10/31/2014 Federal Judge Exempts Another Catholic University from Birth Control Coverage - A federal judge ruled Tuesday that Ave Maria University, a Catholic university in Florida, does not have to comply with federal rules meant to ensure that covered employees can exercise their right to obtain birth control at no cost.
The Affordable Care Act requires all new health insurance plans to cover all FDA-approved contraceptives - such as the pill, emergency contraceptives, and IUDs - without charging co-pays, deductibles or co-insurance. . . .
10/31/2014 Women of Color in Tennessee Are United in Opposition to Amendment 1 - Just days before the general election in Tennessee, a coalition of community leaders, clergy, and advocates led a press conference encouraging women of color to vote no on Amendment 1, a dangerous and far-reaching measure on the state's ballot.
SisterReach, a grassroots organization focused on "empowering, organizing, and mobilizing women and girls in the community around their reproductive and sexual health to make informed decisions about themselves," organized the press conference "to call attention to the unique concerns Black and poor communities throughout Shelby County and across the state of Tennessee face on a daily basis" and to emphasize how the upcoming election "could further limit [black women's] reproductive, economic, political, and social autonomy."

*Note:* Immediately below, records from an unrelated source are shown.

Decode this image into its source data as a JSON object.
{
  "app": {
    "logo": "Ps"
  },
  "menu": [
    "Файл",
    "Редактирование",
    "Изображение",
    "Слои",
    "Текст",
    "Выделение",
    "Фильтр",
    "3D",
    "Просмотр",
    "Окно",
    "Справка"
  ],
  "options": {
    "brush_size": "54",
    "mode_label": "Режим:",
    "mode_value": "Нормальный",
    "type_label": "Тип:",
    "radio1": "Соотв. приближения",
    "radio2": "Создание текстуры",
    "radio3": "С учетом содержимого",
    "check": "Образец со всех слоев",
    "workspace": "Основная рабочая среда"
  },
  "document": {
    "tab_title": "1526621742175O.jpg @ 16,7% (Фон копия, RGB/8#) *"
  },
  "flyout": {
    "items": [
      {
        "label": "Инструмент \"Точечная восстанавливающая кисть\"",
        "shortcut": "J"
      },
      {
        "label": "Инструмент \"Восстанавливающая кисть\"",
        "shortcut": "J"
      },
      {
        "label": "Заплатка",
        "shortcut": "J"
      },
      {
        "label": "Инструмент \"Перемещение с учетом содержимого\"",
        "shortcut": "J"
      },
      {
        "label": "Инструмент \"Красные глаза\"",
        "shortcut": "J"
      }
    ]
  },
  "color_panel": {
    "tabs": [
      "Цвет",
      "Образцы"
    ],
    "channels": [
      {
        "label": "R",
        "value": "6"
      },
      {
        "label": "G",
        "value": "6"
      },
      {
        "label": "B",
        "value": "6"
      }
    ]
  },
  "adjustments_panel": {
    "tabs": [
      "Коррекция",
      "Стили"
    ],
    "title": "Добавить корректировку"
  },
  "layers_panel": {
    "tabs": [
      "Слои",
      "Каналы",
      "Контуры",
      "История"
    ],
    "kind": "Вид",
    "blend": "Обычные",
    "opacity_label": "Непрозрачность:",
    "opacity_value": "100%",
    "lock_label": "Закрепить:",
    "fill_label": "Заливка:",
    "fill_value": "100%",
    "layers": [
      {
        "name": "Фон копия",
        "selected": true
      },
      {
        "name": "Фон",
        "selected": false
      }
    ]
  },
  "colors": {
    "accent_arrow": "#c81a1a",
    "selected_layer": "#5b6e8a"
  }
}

"We assemble today to impress upon black women and women of color, many of whom are heads of households, to get out and vote," said SisterReacher Founder and CEO Cherisse Scott at the event.
SisterReach has been educating voters about the particularly dangerous impact of Amendment 1 on women of color. . . .
10/30/2014 Medication Abortion Access Threatened by Oklahoma Court Ruling - An Oklahoma state district court judge has refused to block a state law restricting medication abortion, clearing the way for the law to go into affect on November 1.
The Oklahoma Coalition for Reproductive Justice, together with a local abortion clinic in Tulsa, challenged HB 2684 in September, arguing that the law was an unconstitutional restriction on non-surgical abortion in the earliest weeks of pregnancy. . . .